** Opening Source records block **
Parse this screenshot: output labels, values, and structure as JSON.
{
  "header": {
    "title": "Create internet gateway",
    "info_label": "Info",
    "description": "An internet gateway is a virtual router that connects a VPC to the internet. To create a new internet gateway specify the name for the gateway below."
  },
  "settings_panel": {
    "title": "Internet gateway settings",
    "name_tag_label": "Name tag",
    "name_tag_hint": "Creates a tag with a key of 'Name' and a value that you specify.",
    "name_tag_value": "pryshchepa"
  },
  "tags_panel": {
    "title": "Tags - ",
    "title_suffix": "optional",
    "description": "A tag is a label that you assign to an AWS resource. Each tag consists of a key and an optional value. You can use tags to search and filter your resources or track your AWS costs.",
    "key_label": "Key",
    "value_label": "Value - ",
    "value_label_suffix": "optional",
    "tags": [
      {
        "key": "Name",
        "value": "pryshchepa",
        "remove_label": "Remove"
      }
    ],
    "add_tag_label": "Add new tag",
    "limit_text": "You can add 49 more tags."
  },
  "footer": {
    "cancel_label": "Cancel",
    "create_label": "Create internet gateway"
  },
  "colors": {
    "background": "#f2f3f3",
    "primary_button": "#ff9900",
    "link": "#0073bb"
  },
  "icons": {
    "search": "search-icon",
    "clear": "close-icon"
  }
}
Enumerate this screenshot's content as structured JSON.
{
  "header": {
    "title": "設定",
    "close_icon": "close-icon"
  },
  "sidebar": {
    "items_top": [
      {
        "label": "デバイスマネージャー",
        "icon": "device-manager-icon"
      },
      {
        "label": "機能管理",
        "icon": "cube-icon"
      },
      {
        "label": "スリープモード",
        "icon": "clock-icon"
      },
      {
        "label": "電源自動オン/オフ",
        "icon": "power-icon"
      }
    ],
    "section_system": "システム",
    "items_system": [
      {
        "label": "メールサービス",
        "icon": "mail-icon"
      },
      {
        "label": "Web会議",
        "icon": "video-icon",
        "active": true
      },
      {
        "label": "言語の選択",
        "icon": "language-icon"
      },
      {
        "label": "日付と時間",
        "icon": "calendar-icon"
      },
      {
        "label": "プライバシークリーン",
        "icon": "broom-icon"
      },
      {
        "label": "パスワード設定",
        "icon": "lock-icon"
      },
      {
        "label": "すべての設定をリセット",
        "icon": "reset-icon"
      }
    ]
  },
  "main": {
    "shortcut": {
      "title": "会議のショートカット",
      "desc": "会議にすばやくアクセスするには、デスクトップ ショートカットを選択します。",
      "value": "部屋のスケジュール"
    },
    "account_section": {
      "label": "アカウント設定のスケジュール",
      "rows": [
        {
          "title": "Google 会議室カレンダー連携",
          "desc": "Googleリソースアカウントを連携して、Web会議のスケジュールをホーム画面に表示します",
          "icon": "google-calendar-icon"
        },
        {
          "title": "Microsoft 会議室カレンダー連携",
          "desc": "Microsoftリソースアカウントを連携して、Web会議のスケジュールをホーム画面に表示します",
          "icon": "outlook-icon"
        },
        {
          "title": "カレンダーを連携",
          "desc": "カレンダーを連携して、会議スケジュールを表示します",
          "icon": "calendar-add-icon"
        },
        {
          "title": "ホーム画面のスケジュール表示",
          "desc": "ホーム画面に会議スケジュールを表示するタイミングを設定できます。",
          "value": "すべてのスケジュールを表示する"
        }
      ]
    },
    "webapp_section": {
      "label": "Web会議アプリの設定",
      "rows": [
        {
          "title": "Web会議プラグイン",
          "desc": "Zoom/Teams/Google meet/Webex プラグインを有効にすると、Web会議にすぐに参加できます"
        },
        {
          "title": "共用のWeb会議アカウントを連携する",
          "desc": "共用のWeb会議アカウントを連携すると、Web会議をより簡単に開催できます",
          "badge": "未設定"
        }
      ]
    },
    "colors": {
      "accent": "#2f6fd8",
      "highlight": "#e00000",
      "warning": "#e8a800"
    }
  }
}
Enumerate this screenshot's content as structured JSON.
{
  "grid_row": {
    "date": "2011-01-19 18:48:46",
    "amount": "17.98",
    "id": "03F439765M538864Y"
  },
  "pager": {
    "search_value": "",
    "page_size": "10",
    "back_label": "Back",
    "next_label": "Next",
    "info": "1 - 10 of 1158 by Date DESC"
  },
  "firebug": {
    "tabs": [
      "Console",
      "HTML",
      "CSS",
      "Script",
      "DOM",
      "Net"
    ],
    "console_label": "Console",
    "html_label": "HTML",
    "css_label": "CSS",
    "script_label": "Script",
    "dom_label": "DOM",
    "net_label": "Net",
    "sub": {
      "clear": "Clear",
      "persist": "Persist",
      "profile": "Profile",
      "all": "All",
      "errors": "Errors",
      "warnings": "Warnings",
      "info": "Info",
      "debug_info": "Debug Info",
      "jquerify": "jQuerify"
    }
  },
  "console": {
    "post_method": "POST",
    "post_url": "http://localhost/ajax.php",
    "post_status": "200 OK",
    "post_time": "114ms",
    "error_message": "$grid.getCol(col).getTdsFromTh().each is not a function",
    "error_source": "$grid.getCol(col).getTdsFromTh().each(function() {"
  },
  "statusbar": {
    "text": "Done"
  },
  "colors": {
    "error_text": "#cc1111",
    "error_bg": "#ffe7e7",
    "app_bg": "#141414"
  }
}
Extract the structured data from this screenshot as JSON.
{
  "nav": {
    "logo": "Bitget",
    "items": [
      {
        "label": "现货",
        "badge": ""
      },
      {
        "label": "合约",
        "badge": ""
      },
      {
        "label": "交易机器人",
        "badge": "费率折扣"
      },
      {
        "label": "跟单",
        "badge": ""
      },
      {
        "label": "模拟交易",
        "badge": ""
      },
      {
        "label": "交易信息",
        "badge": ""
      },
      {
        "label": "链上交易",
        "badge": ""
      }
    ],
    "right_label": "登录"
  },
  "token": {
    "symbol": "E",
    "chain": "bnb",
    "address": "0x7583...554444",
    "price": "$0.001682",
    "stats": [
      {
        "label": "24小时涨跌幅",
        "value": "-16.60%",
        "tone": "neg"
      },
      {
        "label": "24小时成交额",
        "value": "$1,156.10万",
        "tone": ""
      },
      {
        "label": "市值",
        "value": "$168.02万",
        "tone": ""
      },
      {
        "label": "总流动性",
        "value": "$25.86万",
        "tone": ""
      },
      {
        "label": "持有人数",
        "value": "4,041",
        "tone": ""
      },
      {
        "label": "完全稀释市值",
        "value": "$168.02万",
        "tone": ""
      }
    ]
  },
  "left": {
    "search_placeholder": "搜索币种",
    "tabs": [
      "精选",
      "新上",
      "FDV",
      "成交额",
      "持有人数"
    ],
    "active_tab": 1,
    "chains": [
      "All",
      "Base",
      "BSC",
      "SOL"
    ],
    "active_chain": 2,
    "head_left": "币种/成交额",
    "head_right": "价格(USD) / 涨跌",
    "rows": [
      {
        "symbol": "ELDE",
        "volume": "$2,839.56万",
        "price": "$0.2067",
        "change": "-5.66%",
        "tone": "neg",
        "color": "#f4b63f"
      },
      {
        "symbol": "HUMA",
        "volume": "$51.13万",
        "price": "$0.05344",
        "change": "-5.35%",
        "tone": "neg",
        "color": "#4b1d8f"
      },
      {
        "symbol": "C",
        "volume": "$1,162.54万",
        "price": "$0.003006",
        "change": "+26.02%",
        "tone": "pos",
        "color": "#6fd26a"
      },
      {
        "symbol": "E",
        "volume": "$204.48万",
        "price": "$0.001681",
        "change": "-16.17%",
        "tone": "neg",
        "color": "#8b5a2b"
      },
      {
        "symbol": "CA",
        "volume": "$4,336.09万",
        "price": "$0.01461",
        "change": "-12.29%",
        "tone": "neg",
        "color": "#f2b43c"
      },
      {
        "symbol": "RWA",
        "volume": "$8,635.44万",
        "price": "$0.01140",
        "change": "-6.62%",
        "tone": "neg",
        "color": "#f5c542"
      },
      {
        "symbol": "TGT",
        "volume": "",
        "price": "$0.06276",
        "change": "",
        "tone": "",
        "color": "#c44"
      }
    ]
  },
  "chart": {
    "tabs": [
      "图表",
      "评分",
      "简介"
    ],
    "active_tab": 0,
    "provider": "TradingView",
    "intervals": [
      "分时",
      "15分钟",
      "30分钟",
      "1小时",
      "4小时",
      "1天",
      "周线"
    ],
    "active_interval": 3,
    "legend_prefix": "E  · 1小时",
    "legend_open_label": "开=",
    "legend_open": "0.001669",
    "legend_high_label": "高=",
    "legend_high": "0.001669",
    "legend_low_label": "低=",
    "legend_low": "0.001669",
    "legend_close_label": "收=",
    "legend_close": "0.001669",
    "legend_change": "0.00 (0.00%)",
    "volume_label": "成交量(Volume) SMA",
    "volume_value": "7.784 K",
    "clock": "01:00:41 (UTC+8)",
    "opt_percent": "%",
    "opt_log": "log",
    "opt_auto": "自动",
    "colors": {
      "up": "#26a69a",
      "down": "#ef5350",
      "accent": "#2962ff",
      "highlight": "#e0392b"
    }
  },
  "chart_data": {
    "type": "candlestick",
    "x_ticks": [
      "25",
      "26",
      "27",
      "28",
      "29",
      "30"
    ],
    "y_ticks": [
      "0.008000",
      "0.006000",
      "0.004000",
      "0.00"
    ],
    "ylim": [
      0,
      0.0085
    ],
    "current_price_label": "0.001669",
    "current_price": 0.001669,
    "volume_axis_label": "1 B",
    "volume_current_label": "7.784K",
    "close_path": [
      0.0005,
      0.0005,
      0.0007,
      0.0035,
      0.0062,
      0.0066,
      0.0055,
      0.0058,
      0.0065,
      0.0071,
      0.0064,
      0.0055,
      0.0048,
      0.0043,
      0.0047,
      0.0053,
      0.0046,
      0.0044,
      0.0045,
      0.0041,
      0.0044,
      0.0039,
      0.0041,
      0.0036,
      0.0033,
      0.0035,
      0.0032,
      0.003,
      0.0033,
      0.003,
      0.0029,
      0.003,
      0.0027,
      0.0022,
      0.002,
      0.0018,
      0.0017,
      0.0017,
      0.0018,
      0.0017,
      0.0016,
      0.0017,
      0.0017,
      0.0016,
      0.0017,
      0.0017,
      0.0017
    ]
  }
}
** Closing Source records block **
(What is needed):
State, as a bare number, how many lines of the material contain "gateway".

(Response to the task):
4